My S3 class loved the way my daughter described the game, stopping mid-sentence to describe something else that she had forgotten about earlier. They saw that it wasn’t serious, but at the same time they had to listen carefully to understand what she wanted. I helped them by drawing a visual representation on the SmartBoard while they jotted down written paragraphs in their Requirements Specification.

I played the class three videos during the lesson and in the second and third videos the pupils saw what happens when you don’t get your Requirements Specification signed off – Mia moved the goal posts, added in more requirements, changed the enemies, DEMANDED more levels. The class were rapt, the class were fully engaged with this 4 year old who was attempting to describe this wonderful idea inside her head.

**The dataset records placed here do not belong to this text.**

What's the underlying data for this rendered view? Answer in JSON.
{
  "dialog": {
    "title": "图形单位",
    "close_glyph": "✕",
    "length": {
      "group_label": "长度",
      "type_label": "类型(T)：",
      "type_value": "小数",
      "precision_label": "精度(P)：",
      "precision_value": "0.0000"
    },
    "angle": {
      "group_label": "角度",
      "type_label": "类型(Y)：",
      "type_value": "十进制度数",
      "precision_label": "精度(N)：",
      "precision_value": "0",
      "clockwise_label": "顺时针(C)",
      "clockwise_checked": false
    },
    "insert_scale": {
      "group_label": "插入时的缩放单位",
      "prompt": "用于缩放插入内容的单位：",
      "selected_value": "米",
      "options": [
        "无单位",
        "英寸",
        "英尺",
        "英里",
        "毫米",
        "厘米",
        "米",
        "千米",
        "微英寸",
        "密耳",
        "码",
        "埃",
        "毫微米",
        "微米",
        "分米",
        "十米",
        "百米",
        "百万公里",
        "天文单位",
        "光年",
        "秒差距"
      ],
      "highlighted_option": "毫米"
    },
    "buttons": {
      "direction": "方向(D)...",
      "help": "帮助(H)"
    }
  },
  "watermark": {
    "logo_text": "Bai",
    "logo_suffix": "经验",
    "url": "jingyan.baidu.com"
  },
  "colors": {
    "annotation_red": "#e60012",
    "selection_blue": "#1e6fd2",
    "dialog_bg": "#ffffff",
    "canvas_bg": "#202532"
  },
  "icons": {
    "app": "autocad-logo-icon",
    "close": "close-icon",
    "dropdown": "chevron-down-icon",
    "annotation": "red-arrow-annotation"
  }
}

Discussions bounced around the classroom as everyone tried to grasp a mental image of the game Mia wanted – what happens if you touch the bottle? Where does the butterfly get the flower from? When does the music play? All valid questions a Systems Analyst should be asking their client.

The bell went far too soon and the class hovered around a little longer than usual on a Friday to see the end of the third video. Two years on from recording I am still surprised, amused and proud of what my daughter is describing and how she is holding the attention of my (her?) class. I think I might need to ask her for some CPD in the future – she seems to have this teaching lark sussed.

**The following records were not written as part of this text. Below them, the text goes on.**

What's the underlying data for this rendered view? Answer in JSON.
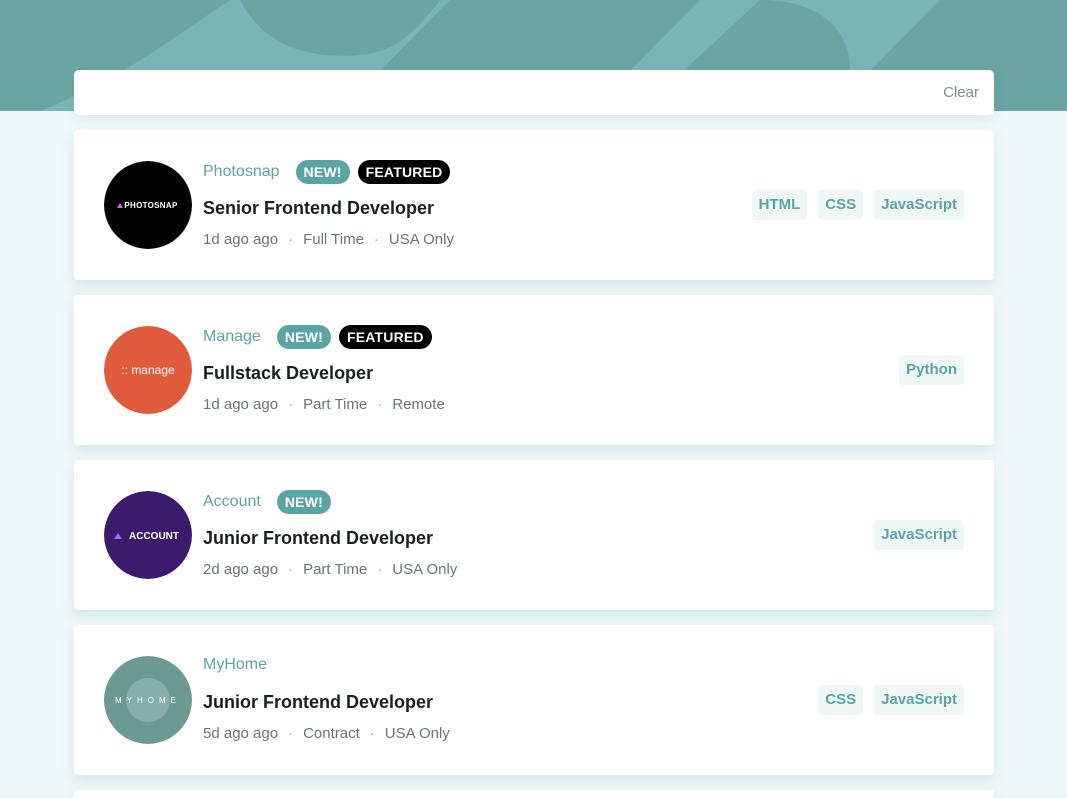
{
  "filter": {
    "clear_label": "Clear"
  },
  "colors": {
    "primary": "#5ba4a4",
    "banner": "#79b5b6",
    "background": "#eff7f8",
    "tag_background": "#eff6f6",
    "featured": "#000000"
  },
  "jobs": [
    {
      "company": "Photosnap",
      "logo_text": "PHOTOSNAP",
      "logo_color": "#000000",
      "new_label": "NEW!",
      "featured_label": "FEATURED",
      "position": "Senior Frontend Developer",
      "posted": "1d ago ago",
      "contract": "Full Time",
      "location": "USA Only",
      "tags": [
        "HTML",
        "CSS",
        "JavaScript"
      ]
    },
    {
      "company": "Manage",
      "logo_text": ":: manage",
      "logo_color": "#e05e3f",
      "new_label": "NEW!",
      "featured_label": "FEATURED",
      "position": "Fullstack Developer",
      "posted": "1d ago ago",
      "contract": "Part Time",
      "location": "Remote",
      "tags": [
        "Python"
      ]
    },
    {
      "company": "Account",
      "logo_text": "ACCOUNT",
      "logo_color": "#3d1d6e",
      "new_label": "NEW!",
      "position": "Junior Frontend Developer",
      "posted": "2d ago ago",
      "contract": "Part Time",
      "location": "USA Only",
      "tags": [
        "JavaScript"
      ]
    },
    {
      "company": "MyHome",
      "logo_text": "MYHOME",
      "logo_color": "#6f9a97",
      "position": "Junior Frontend Developer",
      "posted": "5d ago ago",
      "contract": "Contract",
      "location": "USA Only",
      "tags": [
        "CSS",
        "JavaScript"
      ]
    }
  ],
  "separator": "·"
}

Using iPod Touches in the classroom #3

Thanks for your comments, tweets and face-to-face discussions regarding the previous posts on using iPod Touches in the classroom (part 1 / part 2). This blog post concentrates on the issue of using QR codes with a mobile device that doesn’t have a camera!

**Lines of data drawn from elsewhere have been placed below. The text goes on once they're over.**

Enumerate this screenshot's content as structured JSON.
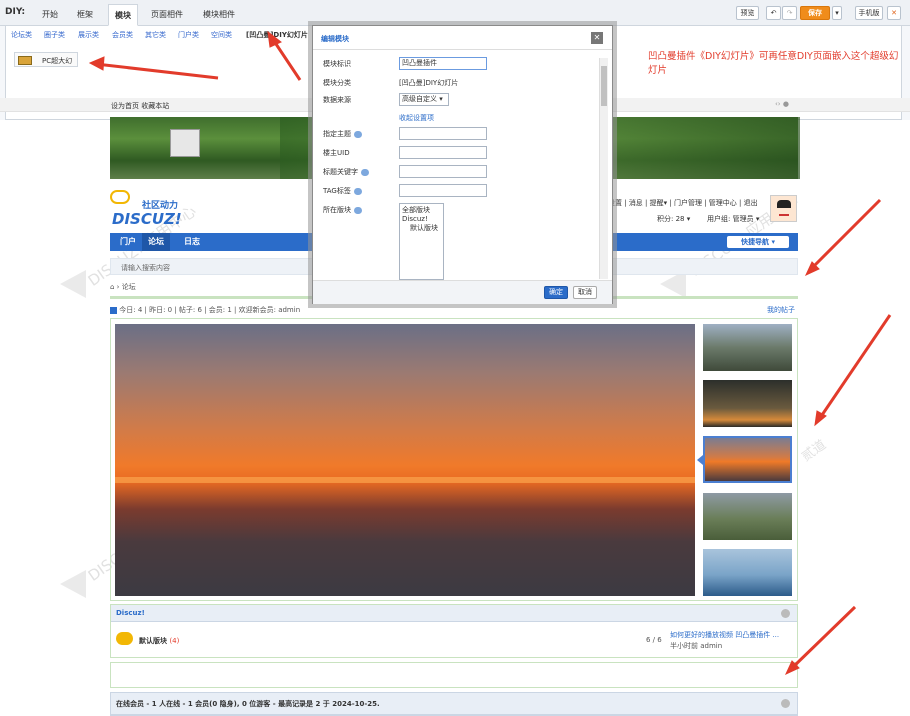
{
  "diy": {
    "label": "DIY:",
    "tabs": [
      "开始",
      "框架",
      "模块",
      "页面相件",
      "模块相件"
    ],
    "active_tab": "模块",
    "subtabs": [
      "论坛类",
      "圈子类",
      "展示类",
      "会员类",
      "其它类",
      "门户类",
      "空间类",
      "[凹凸曼]DIY幻灯片"
    ],
    "selected_subtab": "[凹凸曼]DIY幻灯片",
    "module_item": "PC超大幻",
    "right_buttons": {
      "preview": "预览",
      "undo": "↶",
      "redo": "↷",
      "save": "保存",
      "mobile": "手机版",
      "close": "✕"
    }
  },
  "annotation": "凹凸曼插件《DIY幻灯片》可再任意DIY页面嵌入这个超级幻灯片",
  "site_toplinks": "设为首页  收藏本站",
  "header": {
    "logo_top": "社区动力",
    "logo_main": "DISCUZ!",
    "user_links": [
      "设置",
      "消息",
      "提醒",
      "门户管理",
      "管理中心",
      "退出"
    ],
    "points": "积分: 28",
    "usergroup": "用户组: 管理员"
  },
  "nav": {
    "items": [
      "门户",
      "论坛",
      "日志"
    ],
    "active": "论坛",
    "quick": "快捷导航"
  },
  "search_placeholder": "请输入搜索内容",
  "breadcrumb": "论坛",
  "stats": {
    "text": "今日: 4 | 昨日: 0 | 帖子: 6 | 会员: 1 | 欢迎新会员: admin",
    "my_posts": "我的帖子"
  },
  "forum": {
    "category": "Discuz!",
    "board": "默认版块",
    "board_count": "(4)",
    "ratio": "6 / 6",
    "last_post": "如何更好的播放视频 凹凸曼插件 ...",
    "last_meta": "半小时前 admin"
  },
  "online": "在线会员 - 1 人在线 - 1 会员(0 隐身), 0 位游客 - 最高记录是 2 于 2024-10-25.",
  "watermark": [
    "DISCUZ! 应用中心",
    "addon.dismall.com",
    "贰道"
  ],
  "dialog": {
    "title": "编辑模块",
    "fields": {
      "id_label": "模块标识",
      "id_value": "凹凸曼插件",
      "category_label": "模块分类",
      "category_value": "[凹凸曼]DIY幻灯片",
      "source_label": "数据来源",
      "source_value": "高级自定义",
      "collapse_link": "收起设置项",
      "topic_label": "指定主题",
      "uid_label": "楼主UID",
      "keyword_label": "标题关键字",
      "tag_label": "TAG标签",
      "board_label": "所在版块",
      "board_options": [
        "全部版块",
        "Discuz!",
        "默认版块"
      ]
    },
    "ok": "确定",
    "cancel": "取消"
  },
  "colors": {
    "accent_orange": "#f08c1b",
    "nav_blue": "#2b6cc9",
    "annotation_red": "#e23b2b"
  }
}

I met with a colleague from the Aberdeenshire iPod Development Group this week to share what we were doing and to see if there was potential to work together. They discussed an idea to use the iPods in an outdoor learning exercise and wondered about using QR codes to allow pupils to access educational resources while exploring a forest.

I’d also been reflecting on using QR codes within the school for an iPod treasure hunt and we had both realised that the lack of a camera on the iPod Touch 3G made this tricky. Tricky but not impossible. The BeeTagg Reader Pro app (currently free) can read QR codes (and other types) from the iPod Photo Library!

I had successfully tried this app before but wanted to know if I could put more information into the image containing the QR code. This would allow the pupils to be able to differentiate between them in the Photo Library. I tried adding some text underneath the QR code and transferred this image to the Photo Library.

It worked! However the text is a little difficult to read on the small screen, especially when you only have the smaller tile view of the Photo Library. So next I tried colour-coding the QR code images.


It worked as well! I imagine that colour-coded or labelled QR codes could be printed out and placed in appropriate locations (either in the forest or within the school. Or even within your classroom!). The pupils could match up the QR code to the ones pre-stored in the Photo Library and then access the material on their mobile device. This method also enables use of mobile devices with cameras, so has longevity if planned correctly. The material linked to the QR codes can also be modified without having to reprint the labels so resources can be tweaked to improve pupil learning at will.

There are more pressing concerns as to how the content will be stored on the iPods or accessed from within a forest (I imagine you’ll need a 3G signal for internet access unless you can set up some kind of adhoc wifi network in the trees!) but allowing pupils to access this content quickly means mobile devices already have a significant benefit to classroom teachers.